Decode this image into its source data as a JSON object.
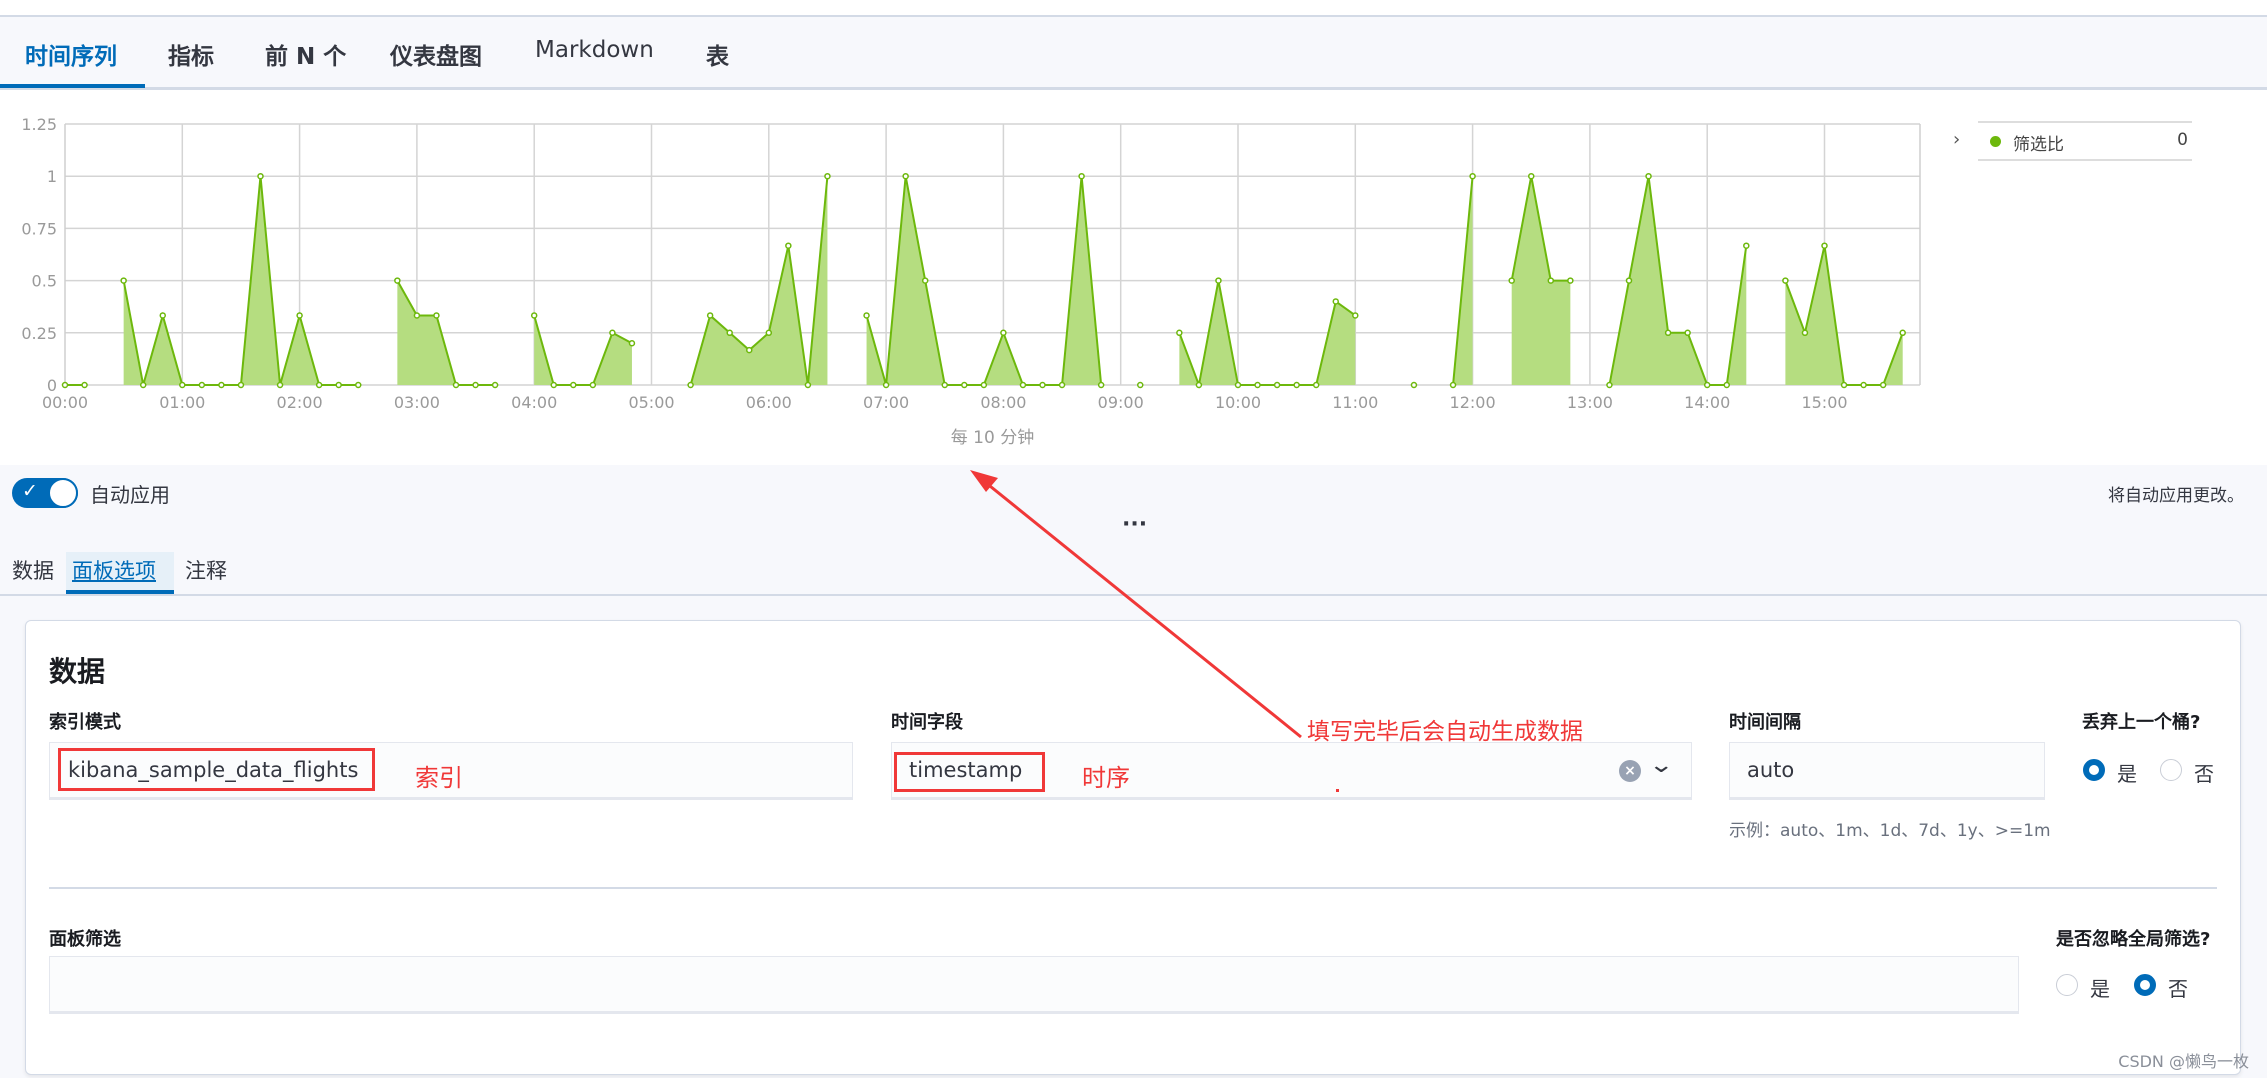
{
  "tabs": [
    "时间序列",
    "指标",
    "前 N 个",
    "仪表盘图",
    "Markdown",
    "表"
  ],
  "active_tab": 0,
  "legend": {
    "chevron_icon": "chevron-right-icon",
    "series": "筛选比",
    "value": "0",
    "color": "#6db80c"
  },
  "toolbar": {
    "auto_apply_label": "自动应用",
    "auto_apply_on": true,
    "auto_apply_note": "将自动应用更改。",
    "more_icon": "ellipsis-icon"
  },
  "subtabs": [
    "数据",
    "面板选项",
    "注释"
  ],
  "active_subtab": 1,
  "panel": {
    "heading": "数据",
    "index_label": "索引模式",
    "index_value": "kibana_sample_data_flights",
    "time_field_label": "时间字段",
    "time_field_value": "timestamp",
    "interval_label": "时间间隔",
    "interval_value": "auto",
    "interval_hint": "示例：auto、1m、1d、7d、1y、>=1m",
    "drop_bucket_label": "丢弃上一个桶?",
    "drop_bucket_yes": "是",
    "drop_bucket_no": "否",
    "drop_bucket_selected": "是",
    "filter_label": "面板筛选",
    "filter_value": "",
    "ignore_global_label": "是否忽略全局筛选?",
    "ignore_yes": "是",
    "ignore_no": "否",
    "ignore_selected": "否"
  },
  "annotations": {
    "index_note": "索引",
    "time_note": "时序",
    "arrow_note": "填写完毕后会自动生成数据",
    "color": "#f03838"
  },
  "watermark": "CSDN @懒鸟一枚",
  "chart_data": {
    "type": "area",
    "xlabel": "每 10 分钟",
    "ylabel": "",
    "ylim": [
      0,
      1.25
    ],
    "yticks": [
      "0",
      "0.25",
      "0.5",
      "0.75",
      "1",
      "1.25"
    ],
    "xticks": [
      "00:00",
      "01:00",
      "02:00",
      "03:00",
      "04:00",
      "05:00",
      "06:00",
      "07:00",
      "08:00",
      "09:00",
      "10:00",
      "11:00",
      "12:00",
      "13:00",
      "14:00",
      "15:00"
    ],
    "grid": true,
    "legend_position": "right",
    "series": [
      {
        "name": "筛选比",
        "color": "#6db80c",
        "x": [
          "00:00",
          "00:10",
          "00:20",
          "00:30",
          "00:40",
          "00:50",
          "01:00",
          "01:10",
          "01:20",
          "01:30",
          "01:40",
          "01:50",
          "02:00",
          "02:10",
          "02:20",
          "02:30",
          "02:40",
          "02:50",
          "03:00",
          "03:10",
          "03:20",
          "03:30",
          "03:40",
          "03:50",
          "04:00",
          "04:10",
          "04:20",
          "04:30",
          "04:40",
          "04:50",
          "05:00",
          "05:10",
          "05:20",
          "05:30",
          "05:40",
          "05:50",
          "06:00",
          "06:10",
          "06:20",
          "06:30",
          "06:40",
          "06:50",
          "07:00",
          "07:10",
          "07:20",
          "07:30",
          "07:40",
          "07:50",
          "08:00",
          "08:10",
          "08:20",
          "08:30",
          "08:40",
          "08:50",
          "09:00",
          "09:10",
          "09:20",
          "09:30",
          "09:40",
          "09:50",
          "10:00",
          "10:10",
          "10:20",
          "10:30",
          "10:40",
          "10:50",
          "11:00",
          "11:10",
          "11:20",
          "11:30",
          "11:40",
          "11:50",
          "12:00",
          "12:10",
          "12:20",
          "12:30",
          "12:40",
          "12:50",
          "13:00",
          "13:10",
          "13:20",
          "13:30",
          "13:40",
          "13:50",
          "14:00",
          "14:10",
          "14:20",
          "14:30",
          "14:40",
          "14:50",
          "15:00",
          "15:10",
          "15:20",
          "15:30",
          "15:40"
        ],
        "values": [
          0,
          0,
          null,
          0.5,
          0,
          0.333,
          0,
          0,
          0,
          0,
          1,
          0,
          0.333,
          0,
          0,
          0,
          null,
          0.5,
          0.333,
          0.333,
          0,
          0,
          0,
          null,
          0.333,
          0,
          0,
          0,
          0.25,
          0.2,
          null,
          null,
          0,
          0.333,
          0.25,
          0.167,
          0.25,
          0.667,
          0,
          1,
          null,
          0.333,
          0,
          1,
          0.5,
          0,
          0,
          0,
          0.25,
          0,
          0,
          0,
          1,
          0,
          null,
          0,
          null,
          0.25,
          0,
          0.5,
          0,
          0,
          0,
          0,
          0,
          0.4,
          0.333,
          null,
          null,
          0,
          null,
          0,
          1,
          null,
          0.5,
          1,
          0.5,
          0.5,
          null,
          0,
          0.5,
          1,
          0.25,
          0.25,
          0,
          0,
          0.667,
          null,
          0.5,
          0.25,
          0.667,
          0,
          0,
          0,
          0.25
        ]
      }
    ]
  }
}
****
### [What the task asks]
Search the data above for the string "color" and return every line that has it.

### [Expected answer]
    "color": "#6db80c"
    "color": "#f03838"
        "color": "#6db80c",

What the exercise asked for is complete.